I cringe to think what the permissions are on the Temu app. Please do not download weird Chinese shopping apps (or any shopping apps if you can avoid it)… If your online store is not accessible from a normal web browser, that is a sign you should not buy from it (note that I do not know whether Temu requires the app to shop and I am not interested in finding out).
Besides running ads, Temu is fundamentally changing the way the ad landscape works, marketers say.
Wow, this almost makes me want to check in on the ad situation (not).

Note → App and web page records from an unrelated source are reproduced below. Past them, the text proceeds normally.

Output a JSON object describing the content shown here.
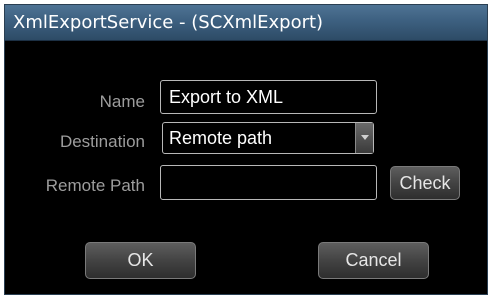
{
  "window": {
    "title": "XmlExportService - (SCXmlExport)"
  },
  "form": {
    "name": {
      "label": "Name",
      "value": "Export to XML"
    },
    "destination": {
      "label": "Destination",
      "selected": "Remote path",
      "arrow_icon": "chevron-down-icon"
    },
    "remote_path": {
      "label": "Remote Path",
      "value": ""
    },
    "check_button": "Check"
  },
  "buttons": {
    "ok": "OK",
    "cancel": "Cancel"
  },
  "colors": {
    "title_bar": "#3d6080",
    "background": "#000000",
    "label_text": "#9d9d9d",
    "field_border": "#b8b8b8"
  }
}
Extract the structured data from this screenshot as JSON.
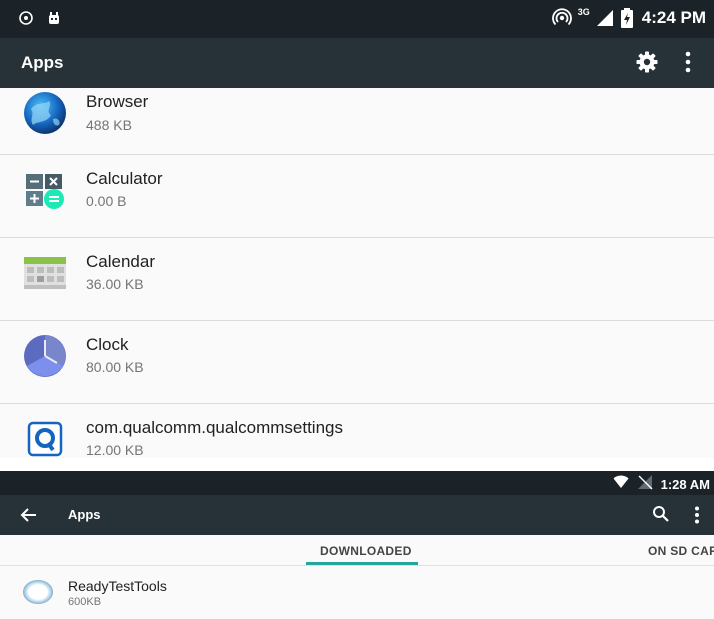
{
  "screen1": {
    "status": {
      "time": "4:24 PM",
      "network": "3G"
    },
    "title": "Apps",
    "icons": {
      "settings": "gear-icon",
      "overflow": "more-vert-icon"
    },
    "apps": [
      {
        "name": "Browser",
        "size": "488 KB",
        "icon": "browser-globe-icon"
      },
      {
        "name": "Calculator",
        "size": "0.00 B",
        "icon": "calculator-icon"
      },
      {
        "name": "Calendar",
        "size": "36.00 KB",
        "icon": "calendar-icon"
      },
      {
        "name": "Clock",
        "size": "80.00 KB",
        "icon": "clock-icon"
      },
      {
        "name": "com.qualcomm.qualcommsettings",
        "size": "12.00 KB",
        "icon": "qualcomm-icon"
      }
    ]
  },
  "screen2": {
    "status": {
      "time": "1:28 AM"
    },
    "title": "Apps",
    "icons": {
      "back": "back-arrow-icon",
      "search": "search-icon",
      "overflow": "more-vert-icon"
    },
    "tabs": [
      {
        "label": "DOWNLOADED",
        "selected": true
      },
      {
        "label": "ON SD CARD",
        "selected": false
      }
    ],
    "apps": [
      {
        "name": "ReadyTestTools",
        "size": "600KB",
        "icon": "app-ring-icon"
      }
    ],
    "colors": {
      "accent": "#26a69a"
    }
  },
  "colors": {
    "statusbar": "#1b2328",
    "appbar": "#263238",
    "background": "#fafafa"
  }
}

I gleaned one lesson from learning about Temu for the first time on the evening of January 24, 2024: I am using the internet correctly. Protect yourself with uBlock Origin if it is available or use Brave, which has built-in adblocking (you can always whitelist specific sites you trust and/or want to support). While I recommend looking into full or partial alternatives to Google and Bing, you can be a discerning searcher – using well-constructed, targeted queries, and understanding how to ignore ad-ridden results, while using the big boys (I also recommend using domain-specific search short cuts and employing other methods to reduce your reliance on big tech generalist search engines). To the extent practicable (I understand not everyone can quit wholesale), avoid platforms and services such as Facebook, Instagram, X, and TikTok (which should be banned) that view you as a product to sell to annoying advertisers like Temu. Finally – one of the best ways to avoid annoying ads and frivolous content is to find websites worth following and add them to a feed reader, preferably combined with a read-it-later tool (I recommend starting with The New Leaf Journal). Think of your own web browsers and devices as your digital home, and manage which parts of the internet are allowed in just like you would manage your real home. Do this well and you can join me in being ignorant of the newest online spam retailers, TikTok trends, and celebrity gossip-bait.